The Operas of Aulis Sallinen
Two new productions of stage works by Aulis Sallinen open in January 2023. At first glance, The Red Line and The Barabbas Dialogues could not be more different; the former a grand opera concerned with social upheaval and political history, the latter a chamber-sized meditation on minor protagonists from the Easter story. However, taken together this pair of works illustrate the Finnish composer’s interest in the overlooked as well as his brilliance at depicting the human condition through music.
The Red Line
It is 45 years since the premiere of The Red Line at Finnish National Opera, during which time it has been performed around the world, including productions at Sadler’s Wells Opera, The Metropolitan Opera and in Moscow and St Petersburg. A DVD of Finnish National Opera’s 2007 production is available on the Ondine label.

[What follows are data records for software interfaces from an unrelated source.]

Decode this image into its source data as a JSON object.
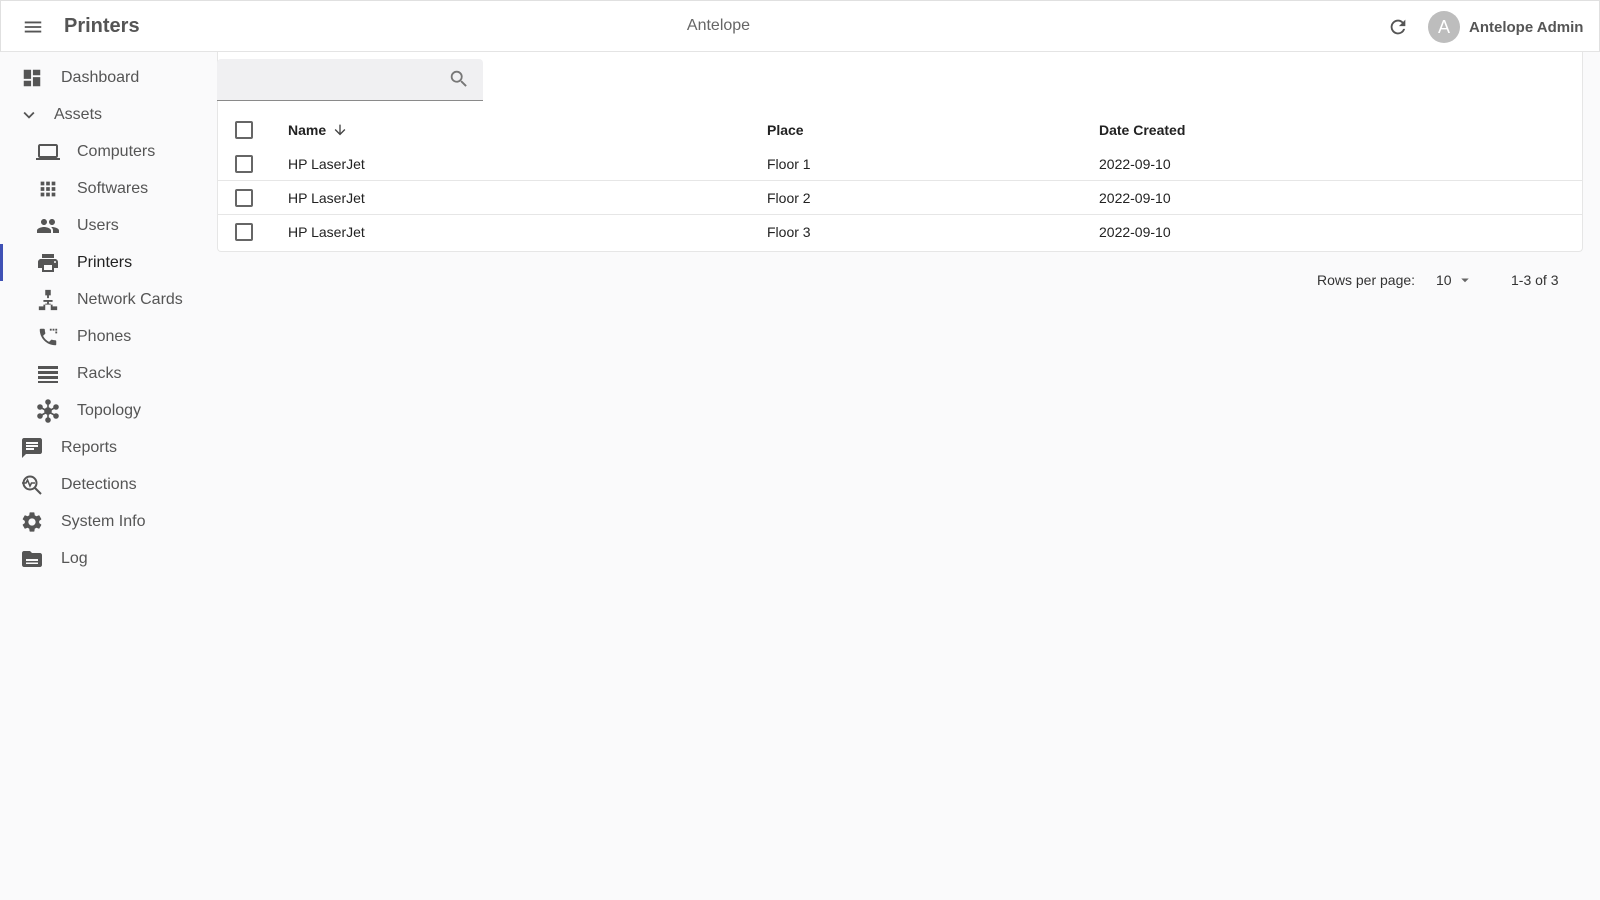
{
  "app": {
    "title": "Printers",
    "brand": "Antelope",
    "user": {
      "initial": "A",
      "name": "Antelope Admin"
    }
  },
  "sidebar": {
    "items": [
      {
        "label": "Dashboard",
        "icon": "dashboard-icon"
      },
      {
        "label": "Assets",
        "icon": "chevron-down-icon"
      },
      {
        "label": "Computers",
        "icon": "laptop-icon"
      },
      {
        "label": "Softwares",
        "icon": "apps-grid-icon"
      },
      {
        "label": "Users",
        "icon": "people-icon"
      },
      {
        "label": "Printers",
        "icon": "printer-icon",
        "active": true
      },
      {
        "label": "Network Cards",
        "icon": "network-icon"
      },
      {
        "label": "Phones",
        "icon": "phone-icon"
      },
      {
        "label": "Racks",
        "icon": "rack-list-icon"
      },
      {
        "label": "Topology",
        "icon": "topology-icon"
      },
      {
        "label": "Reports",
        "icon": "report-chat-icon"
      },
      {
        "label": "Detections",
        "icon": "detection-search-icon"
      },
      {
        "label": "System Info",
        "icon": "gear-icon"
      },
      {
        "label": "Log",
        "icon": "folder-icon"
      }
    ]
  },
  "search": {
    "placeholder": "",
    "value": ""
  },
  "table": {
    "columns": [
      "Name",
      "Place",
      "Date Created"
    ],
    "sort": {
      "column": "Name",
      "direction": "descending-arrow"
    },
    "rows": [
      {
        "name": "HP LaserJet",
        "place": "Floor 1",
        "date": "2022-09-10"
      },
      {
        "name": "HP LaserJet",
        "place": "Floor 2",
        "date": "2022-09-10"
      },
      {
        "name": "HP LaserJet",
        "place": "Floor 3",
        "date": "2022-09-10"
      }
    ]
  },
  "pagination": {
    "rows_per_page_label": "Rows per page:",
    "rows_per_page": "10",
    "range": "1-3 of 3"
  },
  "colors": {
    "active_indicator": "#3f51b5",
    "icon": "#555555",
    "background": "#fafafb"
  }
}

The latest production of the opera is a collaboration between Turku City Theatre, the Archipelago Opera and the Turku Philharmonic Orchestra directed by Mikko Kouki and conducted by Ville Matvejeff. Performances take place at the Turku City Theatre from January 26 to February 17 2023.
Based on the novel Punainen Viiva by Ilmari Kianto to a libretto by the composer, the two-act opera is set in 1907, a watershed year in Finnish history during which elections were held, ultimately leading to Finnish independence in 1917. The action centres around a poor crofter, Topi, and his wife Riika as they struggle to feed their family on a homestead in the northern Finnish province of Kainuu. Extreme poverty is a way of life and at night a bear helps itself to what little livestock they own. News of elections and the promise of a new social order reaches them from the local town, offering some hope but also sowing the seeds of division between religious conservatives and the new social democrats. For Topi however, it is all too late and, as his children succumb to illness, in the final scene Topi comes face-to-face with the bear.
The Red Line is a work of both national and universal significance …Sallinen's score retains all its rugged energy, and though the story is bleak the music is not all stark. The confrontation between the old and new orders is evoked in a mixture of folk-inspired music and rousing, revolutionary choruses…. – Opera Magazine
Comprising a cast of seven main roles, eight subsidiaries and chorus accompanied by a large orchestra, Sallinen’s stylistic blend incorporates folk-inspired and quasi-religious melodies to evoke the confrontation between the old and new orders. Rich in orchestral colour, the powerful score is notable also for its lyricism, its vocal lines simultaneously conveying the outward plight and inner turmoil of the characters with depth and humanity.
The opera is available in Finnish, English and German language versions.
The Barabbas Dialogues
‘Is Barabbas Dialogues a song cycle, a chamber oratorio, a cantata, a piece of musical theatre or something else?’ Sallinen asks himself in his introduction to the work. ‘I haven’t troubled my head with this question. In the best of circumstances, a work of art creates its own world.’ This flexibility opens the piece up to a variety of approaches to its staging.
The Barabbas Dialogues will be presented by Oopera Skaala, an independent company that specializes in contemporary opera, exploring its boundaries with electronic music and dance. Four performances will take place between January 26 and February 14 at the Alexander Theatre in Helsinki. The production will include a new instrumental introduction, Nine Fragments for the Barabbas Septetto, which has been composed for the occasion.
The 50-minute work was composed for the 2004 Naantali Festival and comprises a cast of five, plus narrator, accompanied by a mixed ensemble of seven players. The text is taken from the Bible (in a modern Finnish translation from 1992) with additional material by Lassi Nummi and the composer. The drama focuses on Barabbas and Judas, two figures who play minor, but crucial roles in the Easter story. Each of the seven movements features a different combination of characters, whose juxtaposition creates the ‘dialogues’ of the work’s title, as much an exchange of ideas and influences as a conventional conversation.
The piece is available in Finnish, English and German language versions.
Other operas by Aulis Sallinen
Born in 1935, Aulis Sallinen experimented with serialism in his early career before finding his musical voice in a direct, diatonic language following in the lineage of Sibelius. Finnish culture is often present in his work, whether through direct quotation of traditional melodies or engaging in historical stories and folklore in his dramatic works. In addition to eight symphonies composed between 1971 and 2001, he is the author of numerous concerti, most notably his ‘Chamber Music’ series for solo instruments and string orchestra. Arguably his greatest achievement is in the field of opera, of which he has six large-scale dramatic works to his name. The earliest of these, The Horseman (1975) is, like The Red Line (1978), a social drama rooted in Finnish culture. The King Goes Forth to France (1983) and The Palace (1991-3) take a lighter turn, introducing elements of satirical whimsy. These are counterbalanced by Kullervo (1988) and King Lear (1999), tragedies exploring familial relationships and the bleakest aspects of the human condition.